At the beginning this is less of an issue as users are putting on AR glasses for specific tasks they are comfortable with, but once users move to full-time wear it will become important for context to be handled sensitively and sensor-state clearly communicated to both the user and others. At the beginning this may be as simple as taking on/off the glasses.
I have made a few underlying assumptions that (if wrong) could easily change the nature of an AR-OS:
This assumption is one most would take for granted, but the one I’m least certain about — after all the iPhone itself launched without the app store. The complexity, UX considerations, and privacy implications of third-party code make app stores less attractive to glasses-makers; at least at the beginning. The first glasses to have a security flaw allowing remote camera access will be a global news event.
However, the billions of dollars of revenue provided by app stores, and sheer cultural momentum of what constitutes a hardware platform does make an app store likely , even if those apps are severely limited by permissions.
I’ve glossed over what I see as the two biggest barriers to AR glasses — social stigma and battery life.
I don’t think the aesthetic drawbacks will be insurmountable (I remember what people looked like when bluetooth headsets first arrived), but I think the road will be long and paved with plastic reminders that fashion is a difficult discipline in itself.
Battery life speaks for itself — all-day use simply isn’t possible yet.
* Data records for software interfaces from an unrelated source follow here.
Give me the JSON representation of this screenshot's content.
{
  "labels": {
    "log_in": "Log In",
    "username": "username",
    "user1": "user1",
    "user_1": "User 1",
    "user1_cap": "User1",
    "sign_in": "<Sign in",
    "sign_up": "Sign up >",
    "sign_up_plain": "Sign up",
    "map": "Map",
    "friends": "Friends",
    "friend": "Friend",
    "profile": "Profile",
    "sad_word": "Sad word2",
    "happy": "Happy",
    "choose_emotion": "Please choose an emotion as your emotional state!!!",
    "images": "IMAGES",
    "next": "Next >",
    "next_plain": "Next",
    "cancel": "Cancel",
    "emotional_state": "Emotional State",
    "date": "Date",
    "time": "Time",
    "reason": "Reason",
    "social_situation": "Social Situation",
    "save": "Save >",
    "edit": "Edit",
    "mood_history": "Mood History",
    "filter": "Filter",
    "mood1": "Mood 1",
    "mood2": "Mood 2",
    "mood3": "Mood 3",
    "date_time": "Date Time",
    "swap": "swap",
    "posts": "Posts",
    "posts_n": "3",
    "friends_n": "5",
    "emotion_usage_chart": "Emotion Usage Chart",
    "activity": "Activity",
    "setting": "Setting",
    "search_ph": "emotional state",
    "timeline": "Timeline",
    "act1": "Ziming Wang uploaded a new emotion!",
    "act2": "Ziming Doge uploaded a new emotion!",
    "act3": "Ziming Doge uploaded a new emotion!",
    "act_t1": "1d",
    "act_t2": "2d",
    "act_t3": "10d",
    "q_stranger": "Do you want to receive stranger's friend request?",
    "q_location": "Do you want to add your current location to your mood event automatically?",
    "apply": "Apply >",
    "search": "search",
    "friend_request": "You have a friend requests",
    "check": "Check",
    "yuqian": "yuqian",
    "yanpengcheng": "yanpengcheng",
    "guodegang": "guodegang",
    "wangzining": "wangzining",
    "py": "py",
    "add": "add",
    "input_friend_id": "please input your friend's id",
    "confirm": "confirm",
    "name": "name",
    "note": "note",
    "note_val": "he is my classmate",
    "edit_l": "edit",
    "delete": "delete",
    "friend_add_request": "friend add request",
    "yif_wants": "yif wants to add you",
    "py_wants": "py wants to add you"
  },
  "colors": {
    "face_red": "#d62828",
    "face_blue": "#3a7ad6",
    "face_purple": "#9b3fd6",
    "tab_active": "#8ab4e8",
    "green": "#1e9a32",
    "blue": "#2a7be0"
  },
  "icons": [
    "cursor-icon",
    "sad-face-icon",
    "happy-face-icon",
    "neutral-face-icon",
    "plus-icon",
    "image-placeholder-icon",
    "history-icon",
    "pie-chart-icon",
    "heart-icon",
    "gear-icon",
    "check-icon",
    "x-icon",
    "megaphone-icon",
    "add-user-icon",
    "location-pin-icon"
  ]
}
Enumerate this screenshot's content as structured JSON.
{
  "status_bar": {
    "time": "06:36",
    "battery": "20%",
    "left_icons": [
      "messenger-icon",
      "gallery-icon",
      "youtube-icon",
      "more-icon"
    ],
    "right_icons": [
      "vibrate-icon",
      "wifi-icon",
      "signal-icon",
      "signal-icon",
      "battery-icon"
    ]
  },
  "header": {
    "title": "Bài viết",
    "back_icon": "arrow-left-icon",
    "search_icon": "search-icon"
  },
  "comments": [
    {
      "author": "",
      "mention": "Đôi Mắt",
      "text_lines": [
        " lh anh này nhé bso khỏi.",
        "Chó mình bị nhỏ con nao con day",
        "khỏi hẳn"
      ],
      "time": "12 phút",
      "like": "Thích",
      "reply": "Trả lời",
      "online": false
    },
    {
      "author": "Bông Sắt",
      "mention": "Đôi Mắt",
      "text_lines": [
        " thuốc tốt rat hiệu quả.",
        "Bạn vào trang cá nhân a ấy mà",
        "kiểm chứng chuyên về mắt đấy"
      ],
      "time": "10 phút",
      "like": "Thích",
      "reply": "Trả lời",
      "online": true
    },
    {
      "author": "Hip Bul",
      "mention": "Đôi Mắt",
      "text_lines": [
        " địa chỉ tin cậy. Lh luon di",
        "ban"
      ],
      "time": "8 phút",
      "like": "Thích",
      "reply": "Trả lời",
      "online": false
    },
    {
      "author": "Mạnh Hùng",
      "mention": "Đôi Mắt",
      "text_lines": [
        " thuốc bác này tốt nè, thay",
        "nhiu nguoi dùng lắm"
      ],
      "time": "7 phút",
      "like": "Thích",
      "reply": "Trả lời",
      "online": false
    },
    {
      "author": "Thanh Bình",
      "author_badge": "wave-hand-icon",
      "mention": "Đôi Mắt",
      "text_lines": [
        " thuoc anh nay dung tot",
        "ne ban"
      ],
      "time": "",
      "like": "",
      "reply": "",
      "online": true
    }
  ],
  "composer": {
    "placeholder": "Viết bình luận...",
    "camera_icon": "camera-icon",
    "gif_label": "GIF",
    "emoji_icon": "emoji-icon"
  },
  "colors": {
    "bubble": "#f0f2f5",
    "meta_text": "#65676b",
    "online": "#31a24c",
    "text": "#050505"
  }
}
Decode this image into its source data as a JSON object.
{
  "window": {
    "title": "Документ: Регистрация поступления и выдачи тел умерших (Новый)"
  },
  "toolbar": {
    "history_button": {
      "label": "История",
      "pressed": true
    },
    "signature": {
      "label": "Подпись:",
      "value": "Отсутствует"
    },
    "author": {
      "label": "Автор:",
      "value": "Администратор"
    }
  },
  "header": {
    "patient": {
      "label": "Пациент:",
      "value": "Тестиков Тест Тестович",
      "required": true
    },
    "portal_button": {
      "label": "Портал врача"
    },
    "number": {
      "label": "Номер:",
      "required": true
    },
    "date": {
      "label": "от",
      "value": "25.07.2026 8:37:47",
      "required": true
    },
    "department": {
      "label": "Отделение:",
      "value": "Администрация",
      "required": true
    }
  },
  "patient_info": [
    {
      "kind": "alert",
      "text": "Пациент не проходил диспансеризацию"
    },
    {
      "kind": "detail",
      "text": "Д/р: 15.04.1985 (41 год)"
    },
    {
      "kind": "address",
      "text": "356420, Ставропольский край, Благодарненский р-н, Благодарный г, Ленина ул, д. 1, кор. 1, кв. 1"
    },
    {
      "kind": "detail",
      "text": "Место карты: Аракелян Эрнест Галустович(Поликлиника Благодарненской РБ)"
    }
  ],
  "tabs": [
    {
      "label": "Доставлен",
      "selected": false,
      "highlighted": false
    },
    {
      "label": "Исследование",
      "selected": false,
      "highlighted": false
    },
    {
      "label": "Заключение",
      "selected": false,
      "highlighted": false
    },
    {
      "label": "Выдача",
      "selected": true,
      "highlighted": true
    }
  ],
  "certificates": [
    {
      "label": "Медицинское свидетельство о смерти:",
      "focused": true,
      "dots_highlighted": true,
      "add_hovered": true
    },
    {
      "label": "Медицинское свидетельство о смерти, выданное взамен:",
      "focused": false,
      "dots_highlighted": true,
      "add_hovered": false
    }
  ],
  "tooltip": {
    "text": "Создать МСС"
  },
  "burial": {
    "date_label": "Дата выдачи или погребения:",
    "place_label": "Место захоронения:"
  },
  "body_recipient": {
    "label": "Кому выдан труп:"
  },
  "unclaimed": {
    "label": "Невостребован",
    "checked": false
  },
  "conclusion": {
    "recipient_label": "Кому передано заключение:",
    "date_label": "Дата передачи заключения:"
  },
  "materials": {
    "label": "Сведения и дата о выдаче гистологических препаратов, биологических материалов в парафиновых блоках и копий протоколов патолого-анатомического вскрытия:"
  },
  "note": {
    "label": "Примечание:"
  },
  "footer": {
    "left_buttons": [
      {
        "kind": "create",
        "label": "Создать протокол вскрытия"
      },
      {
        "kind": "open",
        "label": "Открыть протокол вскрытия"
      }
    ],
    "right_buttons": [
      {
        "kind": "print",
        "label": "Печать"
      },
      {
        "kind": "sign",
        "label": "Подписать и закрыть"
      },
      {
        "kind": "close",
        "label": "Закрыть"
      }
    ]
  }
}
There is promise in lower-energy displays that project directly onto the retina, but continual processing of a 3D environment will remain an expensive process.
In the next part I’ll cover how the ideas discussed so far are applied in practice — what happens when apps and tags request resources, how UI is separated into attention levels, and wireframe examples of common UI like the notification system.
I’ve touched a bit on architecture, ‘apps’, security andUX, but also skipped very large areas (like input) so please feel free to call out anything significant you believe is missing in the comments.